[PROVIDED INFORMATION]
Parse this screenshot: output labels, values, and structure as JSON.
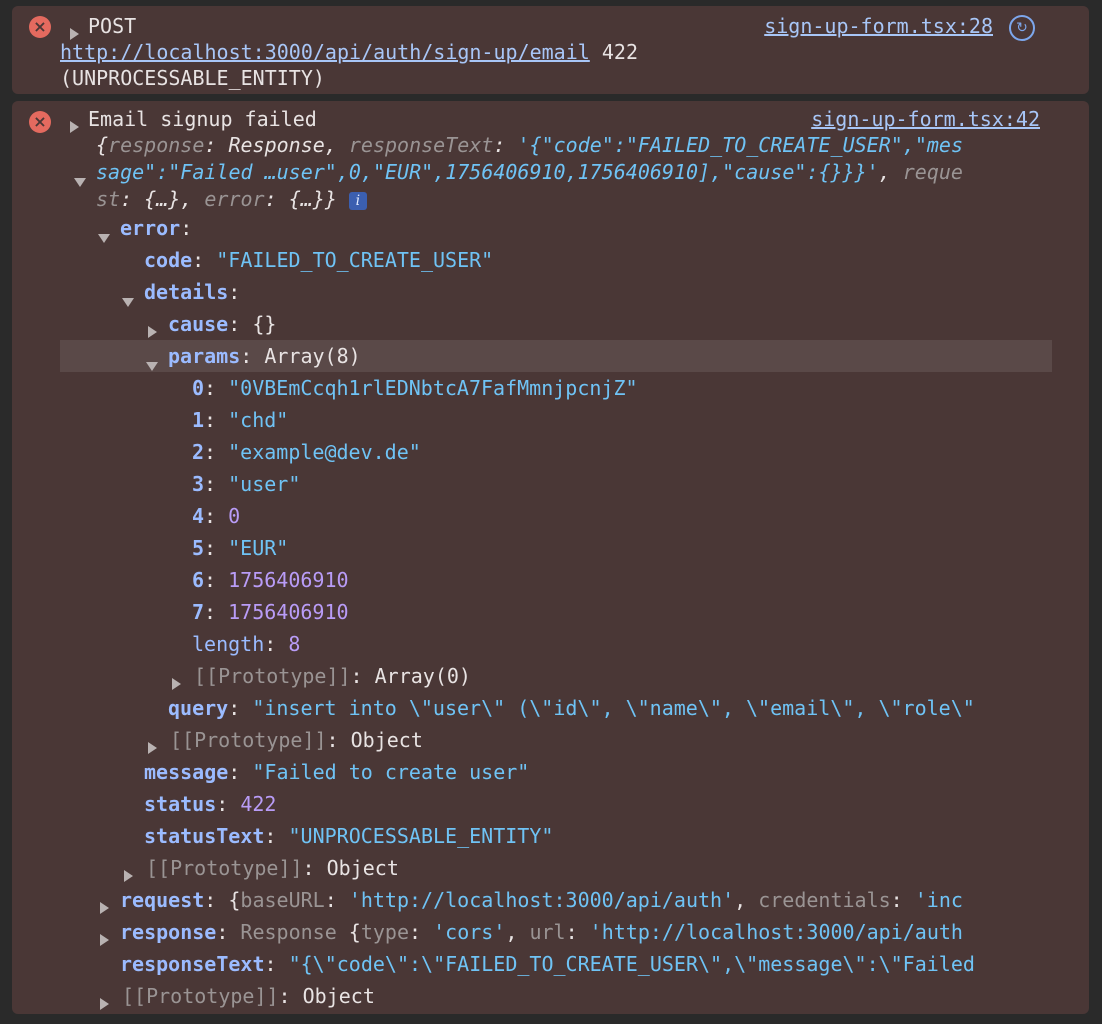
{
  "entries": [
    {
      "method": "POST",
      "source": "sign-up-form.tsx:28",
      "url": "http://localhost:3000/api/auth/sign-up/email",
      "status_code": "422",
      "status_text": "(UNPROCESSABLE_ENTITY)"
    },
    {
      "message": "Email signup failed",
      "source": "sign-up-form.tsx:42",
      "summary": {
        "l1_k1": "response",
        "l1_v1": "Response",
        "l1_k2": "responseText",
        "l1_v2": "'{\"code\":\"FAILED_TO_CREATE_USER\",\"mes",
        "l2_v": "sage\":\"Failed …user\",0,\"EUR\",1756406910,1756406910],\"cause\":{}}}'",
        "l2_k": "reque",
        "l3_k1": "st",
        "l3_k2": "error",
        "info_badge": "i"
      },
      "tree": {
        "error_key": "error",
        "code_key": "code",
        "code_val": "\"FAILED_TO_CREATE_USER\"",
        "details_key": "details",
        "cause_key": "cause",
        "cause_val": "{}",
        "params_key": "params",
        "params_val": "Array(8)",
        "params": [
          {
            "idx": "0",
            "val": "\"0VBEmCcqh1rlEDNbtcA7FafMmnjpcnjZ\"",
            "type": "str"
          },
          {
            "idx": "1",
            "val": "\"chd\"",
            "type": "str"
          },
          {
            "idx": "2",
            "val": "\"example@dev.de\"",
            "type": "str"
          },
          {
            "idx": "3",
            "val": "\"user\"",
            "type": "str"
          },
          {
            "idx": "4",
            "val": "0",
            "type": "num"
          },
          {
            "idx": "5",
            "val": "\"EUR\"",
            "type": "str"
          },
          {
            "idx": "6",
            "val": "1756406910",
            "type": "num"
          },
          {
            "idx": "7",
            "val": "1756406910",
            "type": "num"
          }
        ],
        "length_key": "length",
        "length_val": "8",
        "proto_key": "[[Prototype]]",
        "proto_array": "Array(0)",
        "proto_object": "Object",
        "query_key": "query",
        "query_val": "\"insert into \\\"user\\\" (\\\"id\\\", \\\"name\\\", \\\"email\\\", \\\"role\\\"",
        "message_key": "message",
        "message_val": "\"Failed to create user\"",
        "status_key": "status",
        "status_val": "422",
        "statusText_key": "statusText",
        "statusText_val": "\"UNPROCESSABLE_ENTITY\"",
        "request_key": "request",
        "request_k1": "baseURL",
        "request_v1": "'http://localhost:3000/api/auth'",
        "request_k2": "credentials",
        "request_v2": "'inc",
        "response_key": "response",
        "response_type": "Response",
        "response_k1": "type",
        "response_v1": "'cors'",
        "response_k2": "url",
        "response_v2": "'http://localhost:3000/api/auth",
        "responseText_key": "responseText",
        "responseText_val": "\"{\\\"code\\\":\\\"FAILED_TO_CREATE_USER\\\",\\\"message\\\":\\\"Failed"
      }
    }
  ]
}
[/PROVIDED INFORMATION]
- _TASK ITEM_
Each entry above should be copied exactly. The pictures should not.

- _RESPONSE TO THIS EXERCISE_
Parse this screenshot: output labels, values, and structure as JSON.
{
  "entries": [
    {
      "method": "POST",
      "source": "sign-up-form.tsx:28",
      "url": "http://localhost:3000/api/auth/sign-up/email",
      "status_code": "422",
      "status_text": "(UNPROCESSABLE_ENTITY)"
    },
    {
      "message": "Email signup failed",
      "source": "sign-up-form.tsx:42",
      "summary": {
        "l1_k1": "response",
        "l1_v1": "Response",
        "l1_k2": "responseText",
        "l1_v2": "'{\"code\":\"FAILED_TO_CREATE_USER\",\"mes",
        "l2_v": "sage\":\"Failed …user\",0,\"EUR\",1756406910,1756406910],\"cause\":{}}}'",
        "l2_k": "reque",
        "l3_k1": "st",
        "l3_k2": "error",
        "info_badge": "i"
      },
      "tree": {
        "error_key": "error",
        "code_key": "code",
        "code_val": "\"FAILED_TO_CREATE_USER\"",
        "details_key": "details",
        "cause_key": "cause",
        "cause_val": "{}",
        "params_key": "params",
        "params_val": "Array(8)",
        "params": [
          {
            "idx": "0",
            "val": "\"0VBEmCcqh1rlEDNbtcA7FafMmnjpcnjZ\"",
            "type": "str"
          },
          {
            "idx": "1",
            "val": "\"chd\"",
            "type": "str"
          },
          {
            "idx": "2",
            "val": "\"example@dev.de\"",
            "type": "str"
          },
          {
            "idx": "3",
            "val": "\"user\"",
            "type": "str"
          },
          {
            "idx": "4",
            "val": "0",
            "type": "num"
          },
          {
            "idx": "5",
            "val": "\"EUR\"",
            "type": "str"
          },
          {
            "idx": "6",
            "val": "1756406910",
            "type": "num"
          },
          {
            "idx": "7",
            "val": "1756406910",
            "type": "num"
          }
        ],
        "length_key": "length",
        "length_val": "8",
        "proto_key": "[[Prototype]]",
        "proto_array": "Array(0)",
        "proto_object": "Object",
        "query_key": "query",
        "query_val": "\"insert into \\\"user\\\" (\\\"id\\\", \\\"name\\\", \\\"email\\\", \\\"role\\\"",
        "message_key": "message",
        "message_val": "\"Failed to create user\"",
        "status_key": "status",
        "status_val": "422",
        "statusText_key": "statusText",
        "statusText_val": "\"UNPROCESSABLE_ENTITY\"",
        "request_key": "request",
        "request_k1": "baseURL",
        "request_v1": "'http://localhost:3000/api/auth'",
        "request_k2": "credentials",
        "request_v2": "'inc",
        "response_key": "response",
        "response_type": "Response",
        "response_k1": "type",
        "response_v1": "'cors'",
        "response_k2": "url",
        "response_v2": "'http://localhost:3000/api/auth",
        "responseText_key": "responseText",
        "responseText_val": "\"{\\\"code\\\":\\\"FAILED_TO_CREATE_USER\\\",\\\"message\\\":\\\"Failed"
      }
    }
  ]
}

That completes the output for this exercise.